I am not a national or citizen of Mexico or Canada. Am I eligible to apply for a U.S. visa in Canada or Mexico?

It is recommended that individuals apply for a visa stamp at a U.S. Embassy or U.S. Consulate in their home country. However, the U.S. Embassy or a U.S. Consulate in Mexico or Canada may accept visa applications from third-country nationals but the types of visa applications that may be accepted are limited. Limitations include, but are not limited to, applications for an initial visa stamp at the U.S. Embassy or a U.S. Consulate in Mexico (only process renewals if a prior visa in the same category was issued in the applicant’s home country), applications where the applicant has violated his/her U.S. immigration status, applications where the applicant has stayed in the U.S. beyond their authorized period of stay, as well as applications being sought by individuals who are nationals or citizens of a country that the U.S. government currently designates as State Sponsors of Terrorism. Additionally, it is important to note that a U.S. Embassy or a U.S. Consulate in Canada or Mexico has the discretion to refuse a third-country national’s visa application and require the individual to travel back to their home country to apply for the visa stamp.

Do I need a visa to enter Canada or Mexico?

Depending on your nationality or citizenship, you may require a visa to travel to Mexico and/or Canada. Prior to any trip to Mexico or Canada, it is strongly recommended that you contact the Embassy or Consulate General of Mexico or Canada to understand the visa requirements for traveling to those countries. It is also important to understand how long you will be permitted to remain in that country if you plan to attempt to renew a U.S. visa stamp at a U.S. Embassy or a U.S. Consulate in Mexico or Canada. In the event that your U.S. visa stamp application is delayed, you may not be able to return to the U.S. immediately and you must abide by the Canadian or Mexican visa’s terms.

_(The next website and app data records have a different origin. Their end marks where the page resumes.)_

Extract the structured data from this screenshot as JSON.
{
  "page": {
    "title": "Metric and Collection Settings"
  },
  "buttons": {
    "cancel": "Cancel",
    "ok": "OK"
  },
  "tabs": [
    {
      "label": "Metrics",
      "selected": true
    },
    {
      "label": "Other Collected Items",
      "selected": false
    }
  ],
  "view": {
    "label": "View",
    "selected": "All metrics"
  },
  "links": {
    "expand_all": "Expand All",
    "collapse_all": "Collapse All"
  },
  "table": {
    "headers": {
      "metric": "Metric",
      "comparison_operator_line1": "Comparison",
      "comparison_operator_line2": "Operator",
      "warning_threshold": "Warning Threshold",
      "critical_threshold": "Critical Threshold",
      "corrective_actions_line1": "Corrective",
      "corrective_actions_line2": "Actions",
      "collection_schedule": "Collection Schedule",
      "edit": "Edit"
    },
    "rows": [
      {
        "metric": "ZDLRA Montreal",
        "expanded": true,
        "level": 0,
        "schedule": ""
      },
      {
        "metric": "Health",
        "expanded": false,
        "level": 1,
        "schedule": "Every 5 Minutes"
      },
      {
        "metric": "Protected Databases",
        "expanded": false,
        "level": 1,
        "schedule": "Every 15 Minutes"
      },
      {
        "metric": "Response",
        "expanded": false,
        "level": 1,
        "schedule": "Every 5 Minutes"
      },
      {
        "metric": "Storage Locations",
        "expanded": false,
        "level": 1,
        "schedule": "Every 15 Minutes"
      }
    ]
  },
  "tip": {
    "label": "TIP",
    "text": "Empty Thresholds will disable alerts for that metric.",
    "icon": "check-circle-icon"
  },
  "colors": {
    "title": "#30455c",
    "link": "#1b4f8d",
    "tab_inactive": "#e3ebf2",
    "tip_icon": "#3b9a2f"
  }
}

How do I make an appointment to apply for a visa in Mexico or Canada?

Please visit the following website for detailed information: https://ais.usvisa-info.com/. Please also review the following link under FAQs for individuals on our website: International Travel Requirements and Advisories.

If my visa stamp application at the U.S. Embassy or a U.S. Consulate in Canada or Mexico is delayed due to administrative processing, may I return to the U.S. and wait for notification of the approval?

Returning to the U.S. under the automatic visa revalidation provision after applying for a visa stamp at a U.S. Embassy or a U.S. Consulate in Mexico or Canada is not permitted.

In the event that you still hold a valid visa stamp in the correct category within your passport, it may be possible to return to the U.S. to await notification from the U.S. Embassy or U.S. Consulate that the visa may be issued. This, however, will depend on whether the U.S. Embassy or U.S. Consulate is willing to return your passport to you without cancelling your current visa stamp. If they return your passport, do not cancel your existing visa, and advise you that you may return to the U.S. to wait for further notification on the visa application status, you may choose to rely on this direction. Please note that in the event the visa stamp application is being delayed due to a security clearance issue, the U.S. Embassy or U.S. Consulate may retain your passport or return your passport but cancel your existing visa as current U.S. policy seeks to prevent such visa applicants from returning to the U.S. until after the security clearance has been received.